Scalability, that is improvement by adding or subtracting nodes in the distributed system is an important factor that hasn't been discussed yet. Basically, the optimum amount of nodes is that which balances network load with processing speed. As an example, if a distributed system is based on top of a 10 Mb/s ethernet, and it has 100 nodes to share that 10 Mb/s ethernet link, then each node can only have a 100 k/s portion of the bandwith or else collisions will begin to occur. That means that if the nodes can put out more than 100 k/s of data, then even though they are capable of outputting that much data that quickly, the network is a bottleneck, and most of the time the nodes will be waiting for the network to clear.
In a distributed shared memory environment this is especially important because each shared memory segment, be it a virtual page, or a data object, has to be sent to every node that is accessing that segment, so if it is a popular segment, that means many copies of it must be sent, which increases the amount of network traffic, and decreases the amount of free network time remaining.
Therefore scalability is determined by the processing power of the nodes of the distributed system, and the speed of the network connecting those nodes. The faster the network, the more nodes it can support.

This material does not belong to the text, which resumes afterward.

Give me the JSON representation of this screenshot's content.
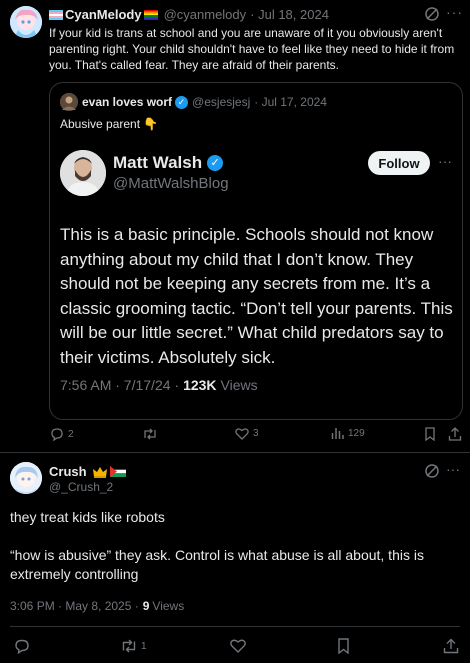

A Comparison of Two Paradigrims for Distributed Shared Memory , Willem G Levelt, M. Frans Kaashoek, Henri E. Bal, Andrew S. Tanenbaum, Dept of Mathematics and Computer Science, Vrije Vniversiteit, Amsterdam, The Netherlands. Journal of Software--Practice and Experience, Nov 1992.
An Implementation of Distributed Shared Memory , Ramachandran U., Khalidi M.Y.A., Software Practice & Experience, May 1991
Heterogeneous Distributed Shared Memory , Songnian Zhou, Michael Stumm, David Wortman, Computer Systems Research Institute, University of Toronto, Kai Li, Dept of Computer Science, Princeton University, Princeton, NJ. IEEE Transactions of Parallel and Distributed Systems, Sept 1992.